Italian Renaissance
  • The golden age of Italian woodcut illustration began in the last quarter of the fifteenth century and lasted for roughly 100 years, during which period some of the most harmonious and delightful books ever produced issued from Italian presses.
  • Printing also came early to Venice, where by 1476 the pioneering printer and typographer Erhard Ratdolt of Augsburg had settled and begun publishing.

 

  • Ratdolt was just one of many printers, at first predominantly German, who converged on Venice, where by the end of the century there were more than 150 active presses.

Erhard Ratdolt

  • Most of Ratdolt's publications were scientific and mathematical.

 

  • He made these publications more attractive and often more informative.
  • He added ornamental printed initial letters, diagrams, and the use of color printing, all of which are seen in his Sphaera Mundi of 1485.
 
 

7-9
Title page for Euclid’s Geometriae elementa, (1482)
Erhard Ratdolt, Peter Loeslein, and Bernhard Maier

 

A dazzling white-on-black design brackets the text, and incredibly fine line diagrams in the wide margin visually define Euclid’s terms.

Here is the page colorized

 

 

7-10
From Euclid’s Geometriae elementa, (1482)
Erhard Ratdolt, Peter Loeslein, and Bernhard Maier

The wide outer margin is maintained throughout the book for explanatory diagrams. Two sizes of initial letters denote sections and subsections.

Here's another image of the page.

De Nativitatibus
(1485)
Erhnard Ratdolt

Author, Aben Ezra, Abraham

Concordantia astronomiae cum theologia
(1490)
Erhnard Ratdolt

Author, Cardinal Pierre d’Ailly

 

Commercium II:The 1493 Brescia Missal of Erhard Ratdolt

four-color printing

Erhard Ratdolt, made a brave attempt at printing colour illustrations from wood blocks, a technique which would be brilliantly developed in China and Japan in the seventeenth and eighteenth centuries and then became of great importance in Europe in the nineteenth. 

 

The frontispiece to a liturgical book printed by Ratdolt 1487 depicts, appropriately, his customer - the bishop who had commissioned the volume.

 

It is printed from four separate woodblocks,

You will see the black image and the patches of yellow, dark olive-brown and red.

 

Five years later, in 1492, Ratdolt printed a missal (Missale Frisingense) with an illustration of the Crucifixion.

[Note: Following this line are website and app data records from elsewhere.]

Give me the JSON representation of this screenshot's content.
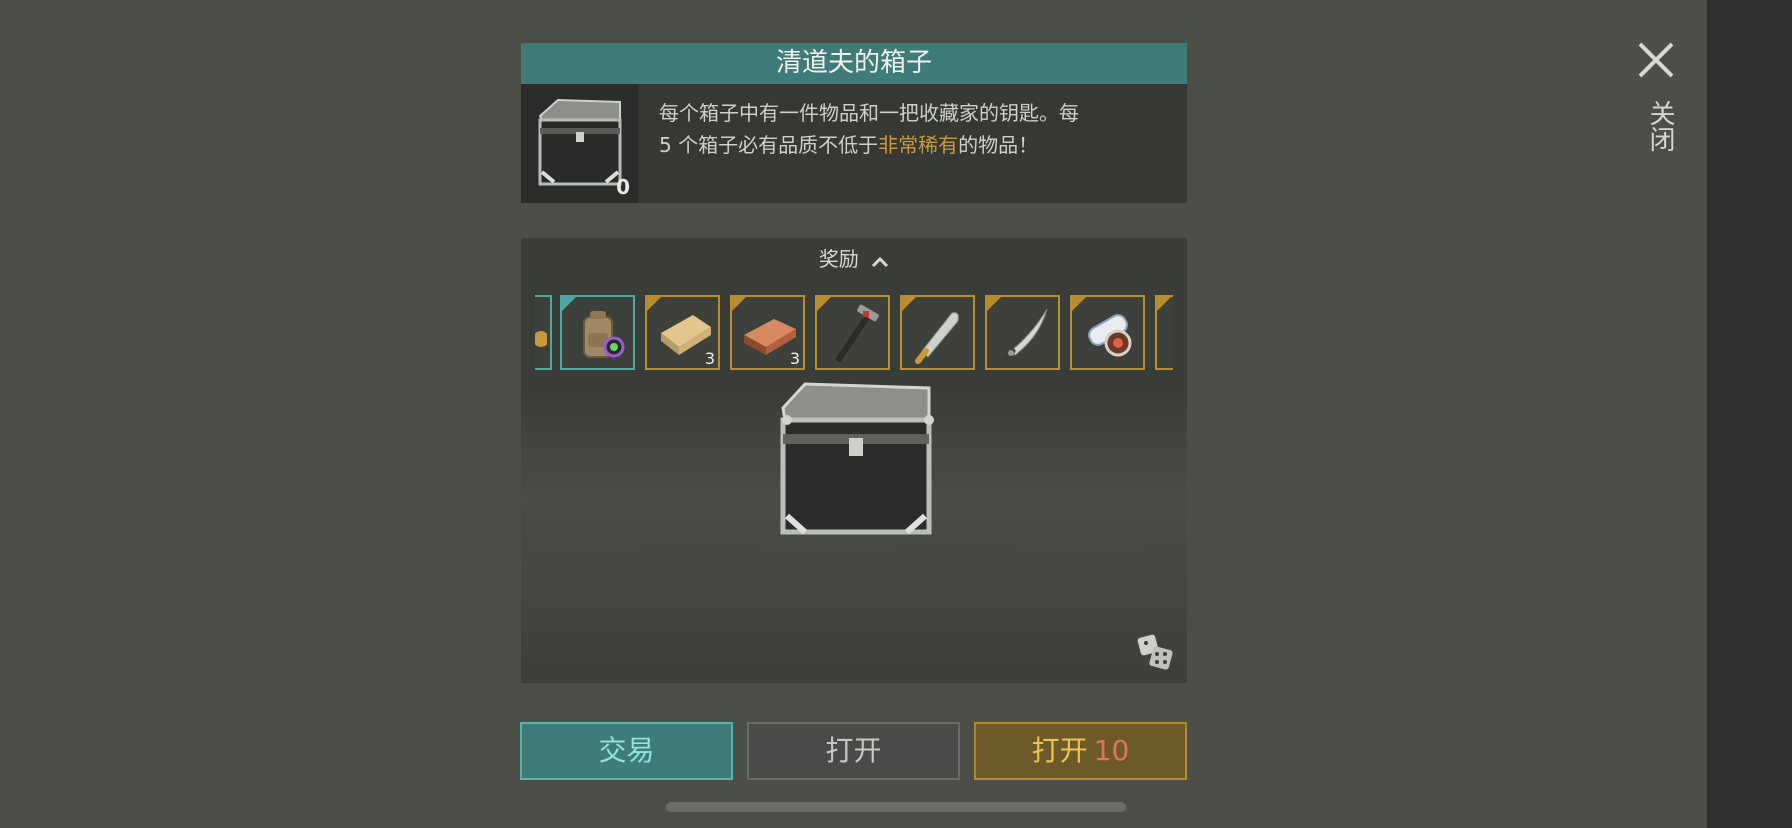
{
  "header": {
    "title": "清道夫的箱子",
    "chest_count": "0",
    "description_part1": "每个箱子中有一件物品和一把收藏家的钥匙。每 5 个箱子必有品质不低于",
    "description_highlight": "非常稀有",
    "description_part2": "的物品！",
    "highlight_color": "#c99a3c"
  },
  "close": {
    "label": "关闭",
    "icon": "close-icon"
  },
  "rewards": {
    "toggle_label": "奖励",
    "items": [
      {
        "name": "partial-item",
        "qty": "",
        "rarity": "teal"
      },
      {
        "name": "backpack",
        "qty": "",
        "rarity": "teal"
      },
      {
        "name": "wood-plank",
        "qty": "3",
        "rarity": "gold"
      },
      {
        "name": "copper-ingot",
        "qty": "3",
        "rarity": "gold"
      },
      {
        "name": "hammer",
        "qty": "",
        "rarity": "gold"
      },
      {
        "name": "machete",
        "qty": "",
        "rarity": "gold"
      },
      {
        "name": "sword",
        "qty": "",
        "rarity": "gold"
      },
      {
        "name": "blueprint-scroll",
        "qty": "",
        "rarity": "gold"
      },
      {
        "name": "partial-item",
        "qty": "",
        "rarity": "gold"
      }
    ]
  },
  "buttons": {
    "trade": "交易",
    "open": "打开",
    "open10_label": "打开",
    "open10_count": "10"
  },
  "colors": {
    "teal": "#3f7b79",
    "gold": "#b98c2e",
    "background": "#4c4f47"
  }
}
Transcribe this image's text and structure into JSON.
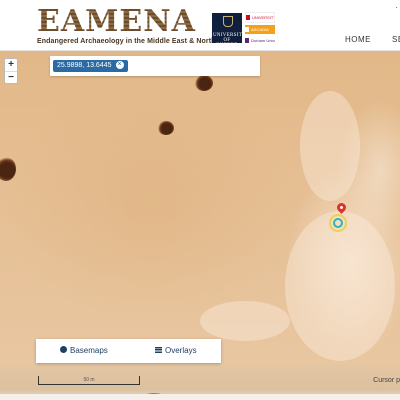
{
  "header": {
    "logo_title": "EAMENA",
    "logo_subtitle": "Endangered Archaeology in the Middle East & North Africa",
    "partner_oxford": "UNIVERSITY OF OXFORD",
    "partner_leicester": "UNIVERSITY OF LEICESTER",
    "partner_palladium": "ARCADIA",
    "partner_durham": "Durham University",
    "nav": {
      "home": "HOME",
      "second": "SE",
      "menu": "·"
    }
  },
  "map": {
    "zoom_in": "+",
    "zoom_out": "−",
    "coordinate": "25.9898, 13.6445",
    "clear_coordinate": "×",
    "layers": {
      "basemaps": "Basemaps",
      "overlays": "Overlays"
    },
    "scale_label": "50 m",
    "cursor_label": "Cursor p"
  },
  "colors": {
    "accent_blue": "#2b6aa3",
    "marker_red": "#d9342b",
    "site_teal": "#34b3b0",
    "site_yellow": "#e8d25a"
  }
}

He had this image colored by hand, and the result is extraordinarily unsatisfactory compared with the color-printed bishop of five years earlier. In the copy in the British Library the thick red gouache of the saint's cloak almost entirely obscures the black defining lines of the image. And whoever was slopping on the green paint has obliterated the crown of thorns.

Ratdolt must himself have been dissatisfied, because the next year - in a missal of 1493 (Missale Brixinense) - he used the same woodcut of the Crucifixion but printed four colors in addition to the black image (red, the blue-grey of the Virgin's robe, olive and fawn.

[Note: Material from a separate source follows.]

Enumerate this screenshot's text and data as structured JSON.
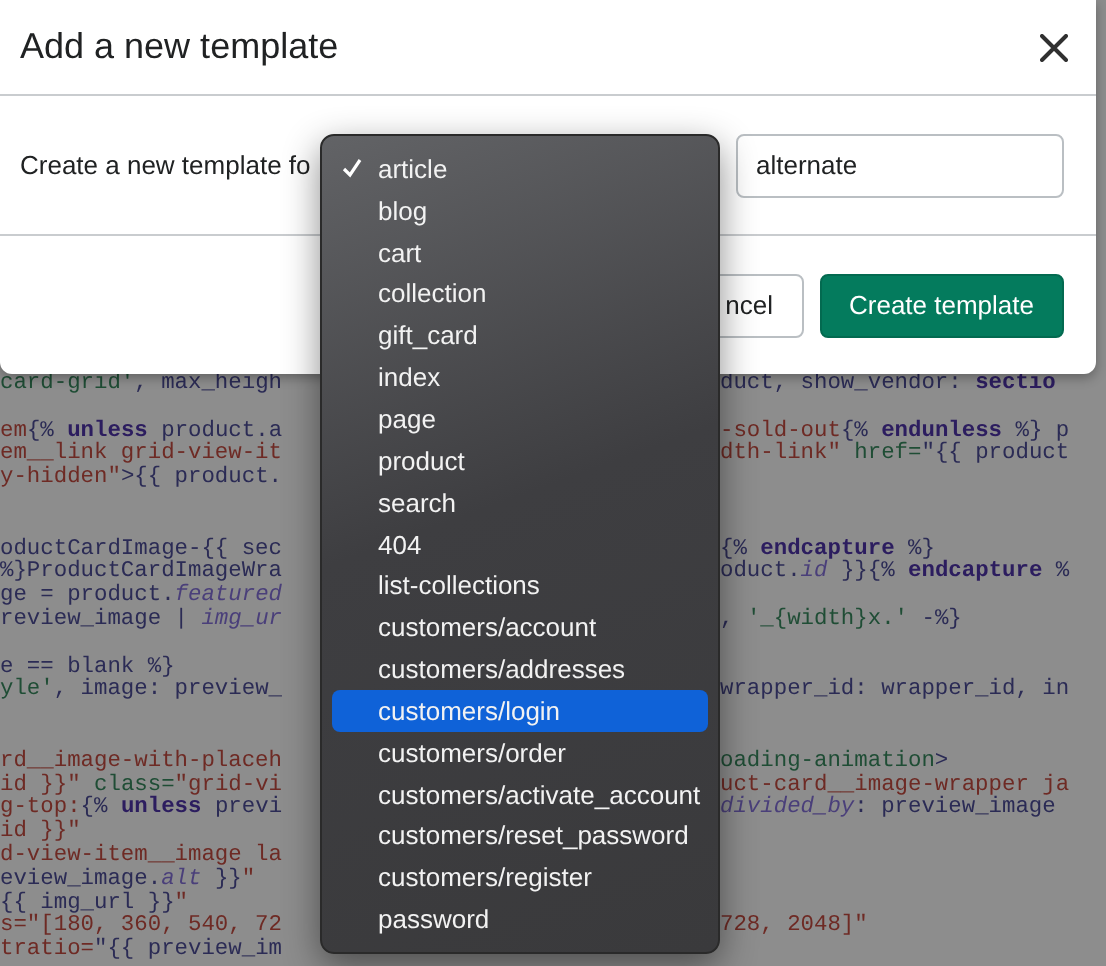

This time all the lines of the image, including the crown of thorns, remain clearly visible through the printed color."

See some examples of pages from
other books Ratdolt published:
01 | 02 | 03
| 04 | 05 | 06 | 07 |

 

Aldus Manutius

 

7-15 Typographic page from Hypnerotomachia Poliphili, (1499)
Aldus Manutius

 

  • The texture of the headings (set in all capitals), the text typography, and the outline initial have a subtle yet beautiful contrast.

  • The one-line intervals of space separating the information into three areas introduces light and order into the page.

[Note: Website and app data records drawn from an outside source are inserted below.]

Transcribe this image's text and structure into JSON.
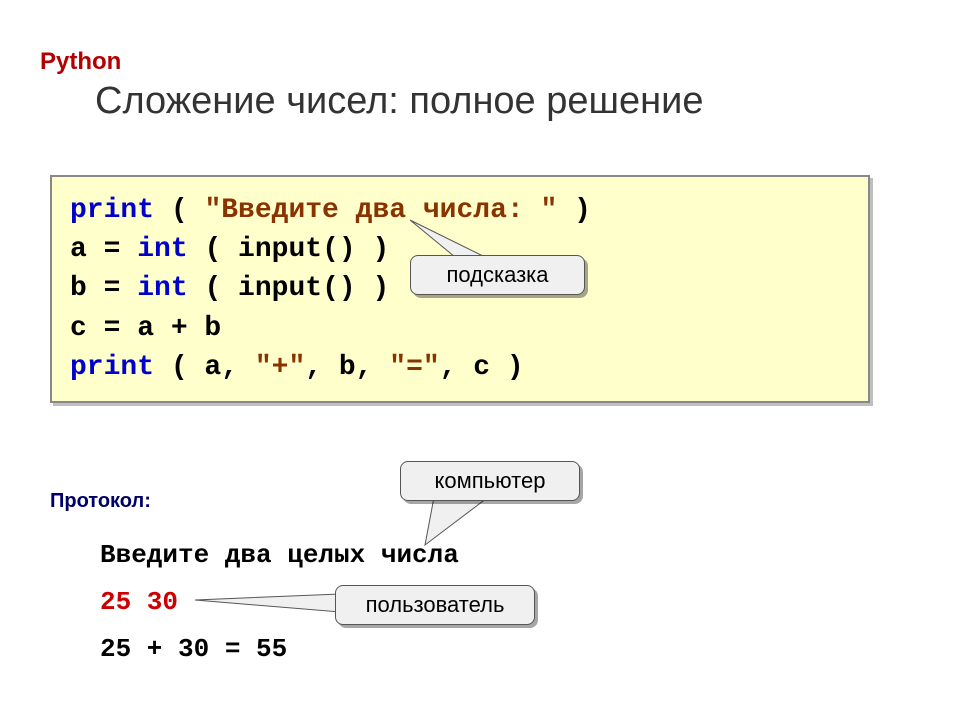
{
  "header": {
    "python": "Python",
    "title": "Сложение чисел: полное решение"
  },
  "code": {
    "line1_kw": "print",
    "line1_rest": " ( ",
    "line1_str": "\"Введите два числа: \"",
    "line1_close": " )",
    "line2_pre": "a = ",
    "line2_int": "int",
    "line2_in": " ( input() )",
    "line3_pre": "b = ",
    "line3_int": "int",
    "line3_in": " ( input() )",
    "line4": "c = a + b",
    "line5_kw": "print",
    "line5_p1": " ( a, ",
    "line5_q1": "\"+\"",
    "line5_p2": ", b, ",
    "line5_q2": "\"=\"",
    "line5_p3": ", c )"
  },
  "protocol": {
    "label": "Протокол:",
    "line1": "Введите два целых числа",
    "line2": "25 30",
    "line3": "25 + 30 = 55"
  },
  "callouts": {
    "hint": "подсказка",
    "computer": "компьютер",
    "user": "пользователь"
  }
}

More links on Aldus Manutius

01 | 02

 

Geoffroy Tory [zhôfrwä' tôrï']

1480–1533

  • Parisian printer, typographer, and author
  • He took up drawing and engraving and returned to Italy to study (1516–18).

 

 

  • As designer and engraver he produced beautiful initials, borders, and illustrations, as well as his famous printer's mark

  • His Book of Hours, first appeared in
    1525, This book introduced type design free from dependence on handwriting
    and established book designing as an
    art in France.

 

7-25 Capital from a series of criblé initials (1526)
Geoffroy Tory

 

This alphabet of roman capitals brought elegance and “color” to the pages of books printed at Estienne’s press

From Champ Fleury(1529)
Geoffroy Tory

Champ Fleury

  • A conflict between French troops and a reformed church congregation ended in a massacre, which began four decades of religious wars that effectively ended the golden age of French typography.

  • Dutch, English, French, German, and Latin books were printed and exported throughout Europe.

 

  • The Netherlands found its greatest printer in Christophe Plantin.
  • 17 th century:
    The seventeenth century was a relatively quiet time for graphic design innovation.
  • An abundant stock of ornaments, punches, matrixes, and woodblocks from the 1500s was widely available, so there was little incentive for printers to commission new graphic materials.
  • The first book to be designed and printed in the English American colonies was done by Stephan Daye.